I was kindly invited by Bet Angel to go along to Southwell yesterday to support the sponsorship of the racing card. I was meeting up with Dave Raybould, as I'm sure many of you already know! He is the lead man in the personal tutoring and if anyone is keen on personal 1-1 tutoring on learning how to trade on betting exchanges then definitely check out the mentoring section here. So anyway, I was merely expecting to stand in the stands and watch the racing, having a little wander around. Dave ushered me into the private area at the top and enjoyed a great 3-course meal! We were taken into the parade ring where we got to inspect the horses running in the first race, or should I say Dave was doing the inspecting! I was like 'what's that? what's this?' because I haven't got a clue about the horses or any of the equipment on them! - terrible really! So anyway Dave spotted the favourite sweating underneath his saddle or cover over him, and looking slightly agitated - when we got back up the stand, we had a check up on the odds and the price of him had drifted from around 2's to 2.5! Thing's like this can clearly define a price movement, a much bigger impact than I had initially thought. We were desperate to lay him; we could have made a killing! So as some of you may know the favourite lost, not even coming in the front 3! What a trading opportunity.

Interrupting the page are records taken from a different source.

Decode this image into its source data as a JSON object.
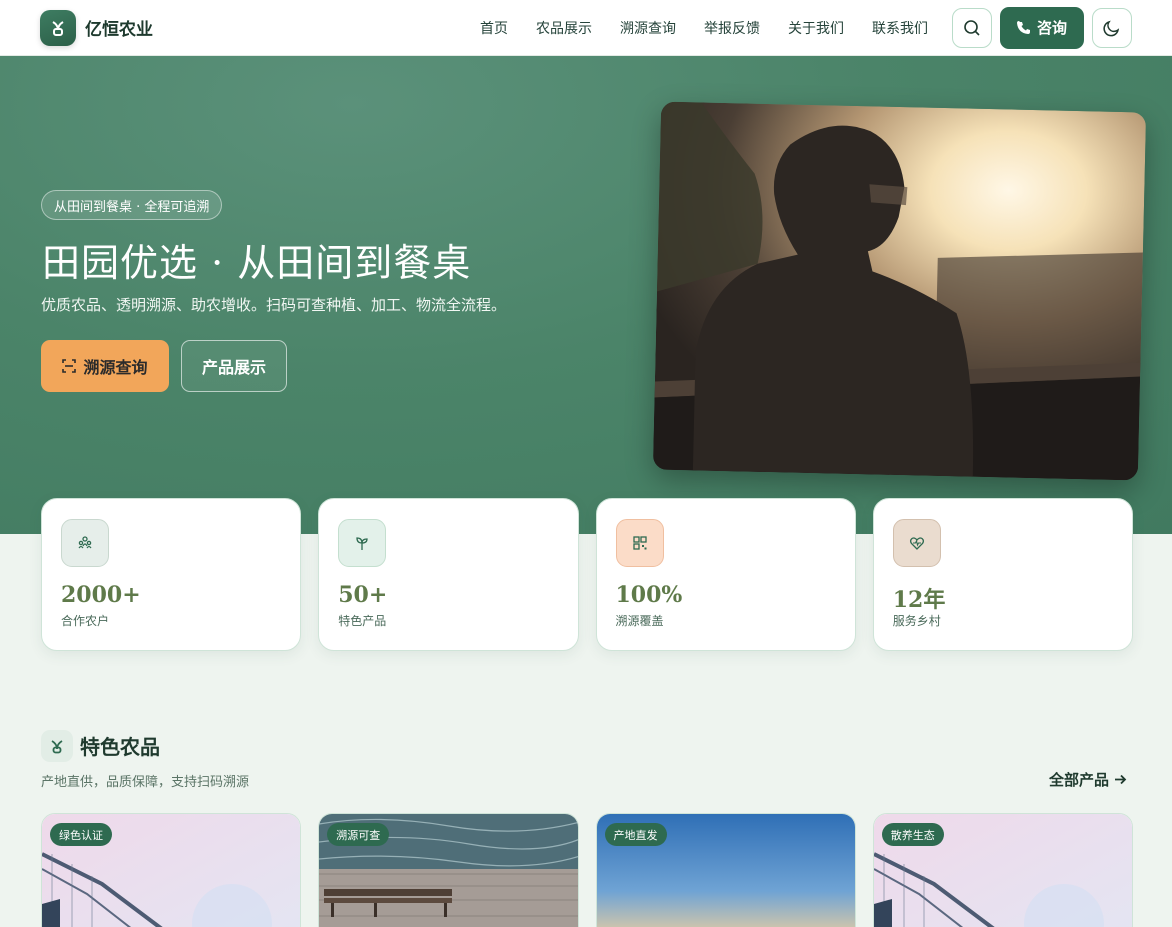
{
  "brand": {
    "name": "亿恒农业"
  },
  "nav": {
    "items": [
      "首页",
      "农品展示",
      "溯源查询",
      "举报反馈",
      "关于我们",
      "联系我们"
    ],
    "consult_label": "咨询"
  },
  "hero": {
    "badge": "从田间到餐桌 · 全程可追溯",
    "title": "田园优选 · 从田间到餐桌",
    "subtitle": "优质农品、透明溯源、助农增收。扫码可查种植、加工、物流全流程。",
    "btn_trace": "溯源查询",
    "btn_products": "产品展示"
  },
  "stats": [
    {
      "value": "2000+",
      "label": "合作农户",
      "icon": "farmers-icon",
      "icon_bg": "#e6eeea"
    },
    {
      "value": "50+",
      "label": "特色产品",
      "icon": "sprout-icon",
      "icon_bg": "#e3f1ea"
    },
    {
      "value": "100%",
      "label": "溯源覆盖",
      "icon": "qrcode-icon",
      "icon_bg": "#fbdcc8"
    },
    {
      "value": "12年",
      "label": "服务乡村",
      "icon": "heart-pulse-icon",
      "icon_bg": "#eadccf"
    }
  ],
  "section": {
    "title": "特色农品",
    "subtitle": "产地直供，品质保障，支持扫码溯源",
    "all_link": "全部产品"
  },
  "products": [
    {
      "tag": "绿色认证",
      "image": "bridge-photo"
    },
    {
      "tag": "溯源可查",
      "image": "pier-photo"
    },
    {
      "tag": "产地直发",
      "image": "sky-photo"
    },
    {
      "tag": "散养生态",
      "image": "bridge-photo"
    }
  ],
  "colors": {
    "primary": "#2e6a50",
    "hero_bg": "#4b8469",
    "accent": "#f2a65a",
    "stat_number": "#5f7a4a"
  }
}
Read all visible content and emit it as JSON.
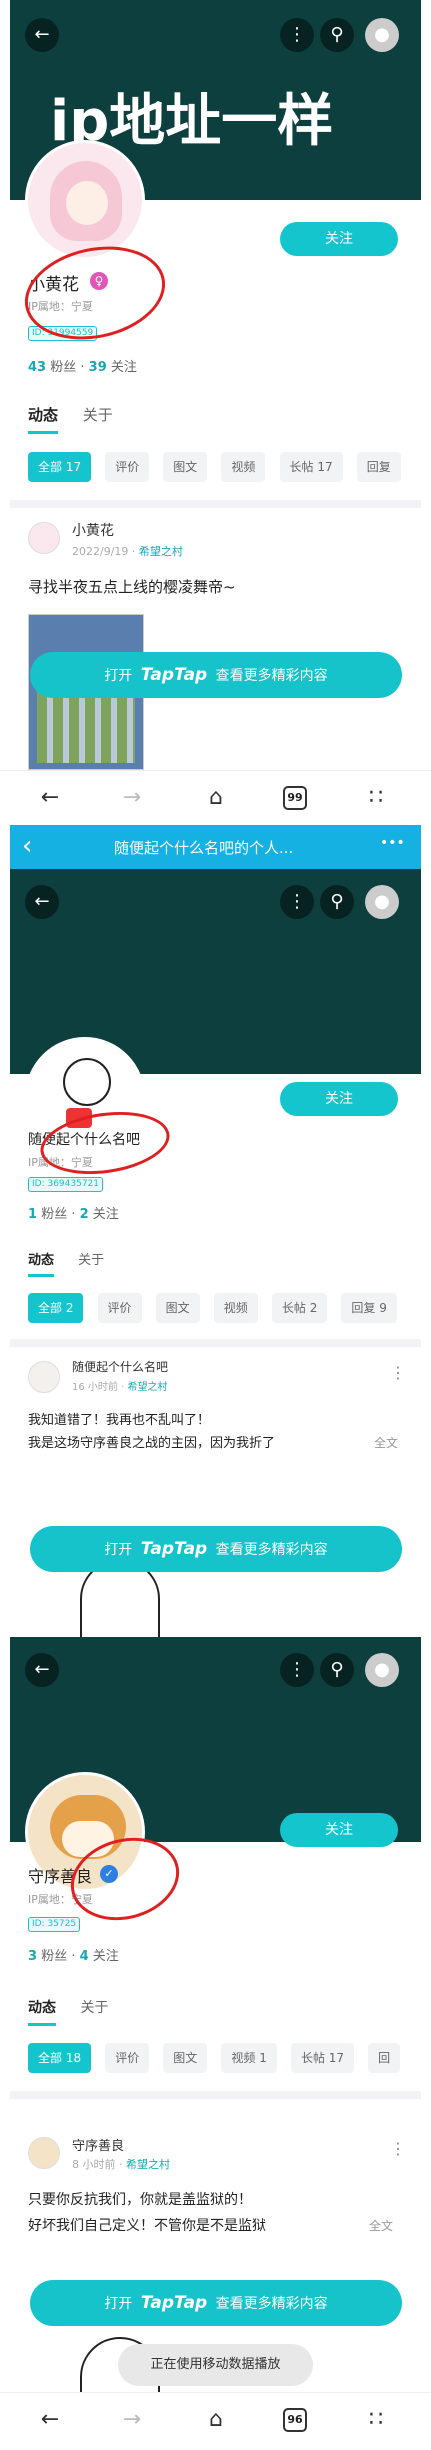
{
  "panel1": {
    "banner_text": "ip地址一样",
    "follow": "关注",
    "name": "小黄花",
    "ip": "IP属地：宁夏",
    "id": "ID: 31994559",
    "fans_n": "43",
    "fans_l": "粉丝",
    "follow_n": "39",
    "follow_l": "关注",
    "tabs": [
      "动态",
      "关于"
    ],
    "chips": [
      "全部 17",
      "评价",
      "图文",
      "视频",
      "长帖 17",
      "回复"
    ],
    "post_name": "小黄花",
    "post_date": "2022/9/19",
    "post_group": "希望之村",
    "post_text": "寻找半夜五点上线的樱凌舞帝~"
  },
  "openbar": {
    "prefix": "打开",
    "brand": "TapTap",
    "suffix": "查看更多精彩内容"
  },
  "nav1_tabs": "99",
  "wx_title": "随便起个什么名吧的个人...",
  "wx_back": "‹",
  "wx_more": "•••",
  "panel2": {
    "follow": "关注",
    "name": "随便起个什么名吧",
    "ip": "IP属地：宁夏",
    "id": "ID: 369435721",
    "fans_n": "1",
    "fans_l": "粉丝",
    "follow_n": "2",
    "follow_l": "关注",
    "tabs": [
      "动态",
      "关于"
    ],
    "chips": [
      "全部 2",
      "评价",
      "图文",
      "视频",
      "长帖 2",
      "回复 9"
    ],
    "post_name": "随便起个什么名吧",
    "post_date": "16 小时前",
    "post_group": "希望之村",
    "line1": "我知道错了！我再也不乱叫了！",
    "line2": "我是这场守序善良之战的主因，因为我折了",
    "more": "全文"
  },
  "panel3": {
    "follow": "关注",
    "name": "守序善良",
    "ip": "IP属地：宁夏",
    "id": "ID: 35725",
    "fans_n": "3",
    "fans_l": "粉丝",
    "follow_n": "4",
    "follow_l": "关注",
    "tabs": [
      "动态",
      "关于"
    ],
    "chips": [
      "全部 18",
      "评价",
      "图文",
      "视频 1",
      "长帖 17",
      "回"
    ],
    "post_name": "守序善良",
    "post_date": "8 小时前",
    "post_group": "希望之村",
    "line1": "只要你反抗我们，你就是盖监狱的！",
    "line2": "好坏我们自己定义！不管你是不是监狱",
    "more": "全文"
  },
  "toast": "正在使用移动数据播放",
  "nav3_tabs": "96",
  "icons": [
    "back-icon",
    "more-icon",
    "search-icon",
    "profile-icon",
    "forward-icon",
    "home-icon",
    "tabs-icon",
    "menu-icon"
  ],
  "colors": {
    "accent": "#15c5ce",
    "banner": "#0c3f3d",
    "wechat": "#16b1e3",
    "annotation": "#e02020"
  }
}
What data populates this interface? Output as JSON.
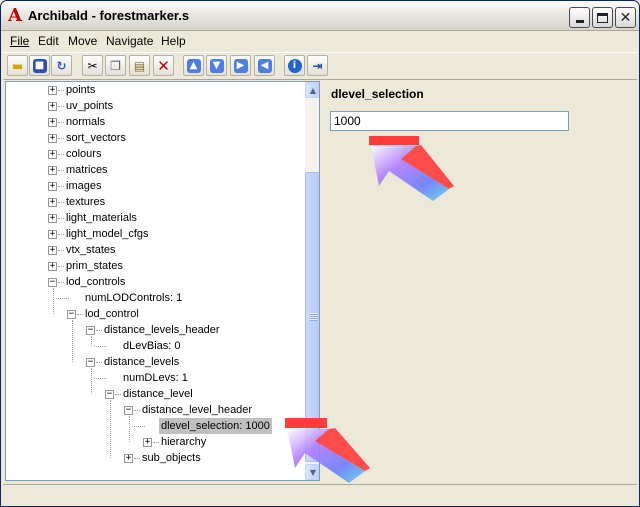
{
  "window": {
    "title": "Archibald - forestmarker.s",
    "app_icon": "A"
  },
  "menu": [
    {
      "label": "File"
    },
    {
      "label": "Edit"
    },
    {
      "label": "Move"
    },
    {
      "label": "Navigate"
    },
    {
      "label": "Help"
    }
  ],
  "toolbar": {
    "buttons": [
      "open-icon",
      "save-icon",
      "refresh-icon",
      "cut-icon",
      "copy-icon",
      "paste-icon",
      "delete-icon",
      "move-up-icon",
      "move-down-icon",
      "move-right-icon",
      "move-left-icon",
      "info-icon",
      "exit-icon"
    ]
  },
  "tree": {
    "items": [
      {
        "label": "points",
        "toggle": "+"
      },
      {
        "label": "uv_points",
        "toggle": "+"
      },
      {
        "label": "normals",
        "toggle": "+"
      },
      {
        "label": "sort_vectors",
        "toggle": "+"
      },
      {
        "label": "colours",
        "toggle": "+"
      },
      {
        "label": "matrices",
        "toggle": "+"
      },
      {
        "label": "images",
        "toggle": "+"
      },
      {
        "label": "textures",
        "toggle": "+"
      },
      {
        "label": "light_materials",
        "toggle": "+"
      },
      {
        "label": "light_model_cfgs",
        "toggle": "+"
      },
      {
        "label": "vtx_states",
        "toggle": "+"
      },
      {
        "label": "prim_states",
        "toggle": "+"
      },
      {
        "label": "lod_controls",
        "toggle": "-"
      },
      {
        "label": "numLODControls: 1",
        "toggle": ""
      },
      {
        "label": "lod_control",
        "toggle": "-"
      },
      {
        "label": "distance_levels_header",
        "toggle": "-"
      },
      {
        "label": "dLevBias: 0",
        "toggle": ""
      },
      {
        "label": "distance_levels",
        "toggle": "-"
      },
      {
        "label": "numDLevs: 1",
        "toggle": ""
      },
      {
        "label": "distance_level",
        "toggle": "-"
      },
      {
        "label": "distance_level_header",
        "toggle": "-"
      },
      {
        "label": "dlevel_selection: 1000",
        "toggle": ""
      },
      {
        "label": "hierarchy",
        "toggle": "+"
      },
      {
        "label": "sub_objects",
        "toggle": "+"
      }
    ],
    "selected": "dlevel_selection: 1000"
  },
  "editor": {
    "field_label": "dlevel_selection",
    "field_value": "1000"
  },
  "colors": {
    "title_text": "#000000",
    "app_icon": "#c00000",
    "selection_bg": "#c0c0c0",
    "arrow_red": "#ff3b3b",
    "arrow_purple": "#8a5cff",
    "arrow_cyan": "#5fd6e8"
  }
}
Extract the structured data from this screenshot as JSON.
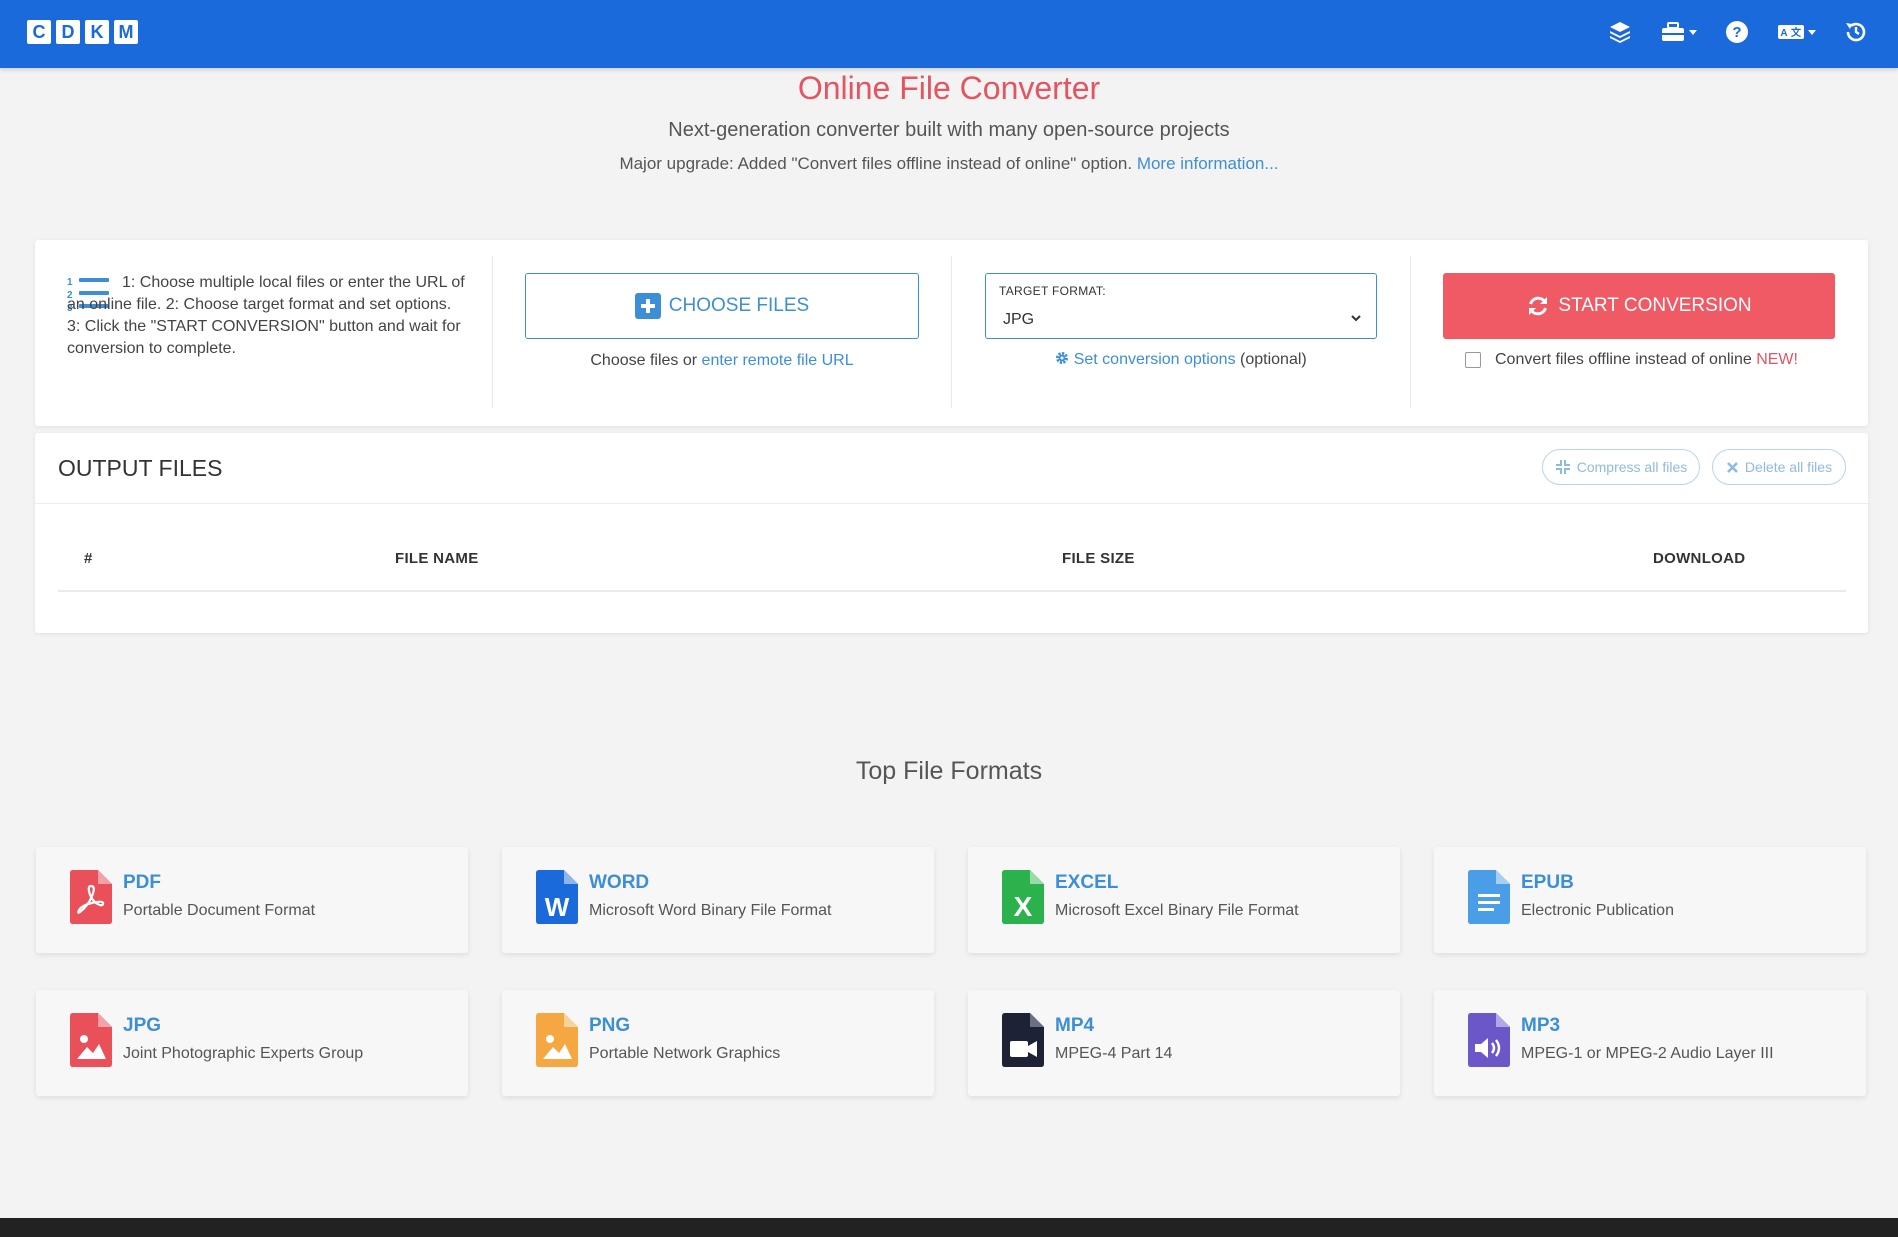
{
  "nav": {
    "logo_letters": [
      "C",
      "D",
      "K",
      "M"
    ],
    "icons": [
      "layers-icon",
      "toolbox-icon",
      "help-icon",
      "language-icon",
      "history-icon"
    ]
  },
  "hero": {
    "title": "Online File Converter",
    "subtitle": "Next-generation converter built with many open-source projects",
    "note": "Major upgrade: Added \"Convert files offline instead of online\" option.",
    "note_link": "More information..."
  },
  "converter": {
    "instructions": "1: Choose multiple local files or enter the URL of an online file. 2: Choose target format and set options. 3: Click the \"START CONVERSION\" button and wait for conversion to complete.",
    "choose_files_label": "CHOOSE FILES",
    "choose_sub_prefix": "Choose files or",
    "remote_url_link": "enter remote file URL",
    "target_format_label": "TARGET FORMAT:",
    "target_format_value": "JPG",
    "set_options_link": "Set conversion options",
    "set_options_suffix": "(optional)",
    "start_label": "START CONVERSION",
    "offline_label": "Convert files offline instead of online",
    "offline_new": "NEW!",
    "offline_checked": false
  },
  "output": {
    "title": "OUTPUT FILES",
    "compress_label": "Compress all files",
    "delete_label": "Delete all files",
    "columns": [
      "#",
      "FILE NAME",
      "FILE SIZE",
      "DOWNLOAD"
    ],
    "rows": []
  },
  "formats": {
    "title": "Top File Formats",
    "items": [
      {
        "name": "PDF",
        "desc": "Portable Document Format",
        "color": "#e9505a"
      },
      {
        "name": "WORD",
        "desc": "Microsoft Word Binary File Format",
        "color": "#1a6adb"
      },
      {
        "name": "EXCEL",
        "desc": "Microsoft Excel Binary File Format",
        "color": "#2bb24c"
      },
      {
        "name": "EPUB",
        "desc": "Electronic Publication",
        "color": "#4a9ee8"
      },
      {
        "name": "JPG",
        "desc": "Joint Photographic Experts Group",
        "color": "#e9505a"
      },
      {
        "name": "PNG",
        "desc": "Portable Network Graphics",
        "color": "#f5a742"
      },
      {
        "name": "MP4",
        "desc": "MPEG-4 Part 14",
        "color": "#1e2237"
      },
      {
        "name": "MP3",
        "desc": "MPEG-1 or MPEG-2 Audio Layer III",
        "color": "#6c57c9"
      }
    ]
  },
  "colors": {
    "nav_bg": "#1a6adb",
    "accent": "#3c8fd6",
    "danger": "#f05a64",
    "title_red": "#e25561"
  }
}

Next thing I know I was invited to present the prizes to the owners of the winning horses - I was gutted the ATR crew weren't there as I would have loved to be on TV! It turned out the meeting was just a rearranged from Great Leighs. The day got even better when we were taken into the winning enclosure and invited to drink champagne with some of the owners and trainers! I brought my small Dell laptop for use on the train up there; Dave was already there with his laptop with mouse and charger - anyway we gave trading on a few races a go in between watching the racing and running downstairs to present the prizes. It started off as a competition of who can lose the most money! - We weren't in our comfortable trading environments of home and it's so much harder to get 'in-the-zone'.  I can safely say that I have never trading under the influence of alcohol; until yesterday that is. It was hilarious, I was on my 12 inch laptop screen, with no mouse, using the the touch pad - speed was definitely not on my side! However I managed to make £149 from a few races; the first traded race was a loss, just me accustoming to the environment. The real first race I laid £20 on the favourite that we saw sweat, and backed the second favourite by £20 - (Dave said he looked good!), but he didn't win so I broke even.

Overall a great day! It's a shame that Bet Angel aren't sponsoring the Grand National - I would have loved to have done the same at Aintree!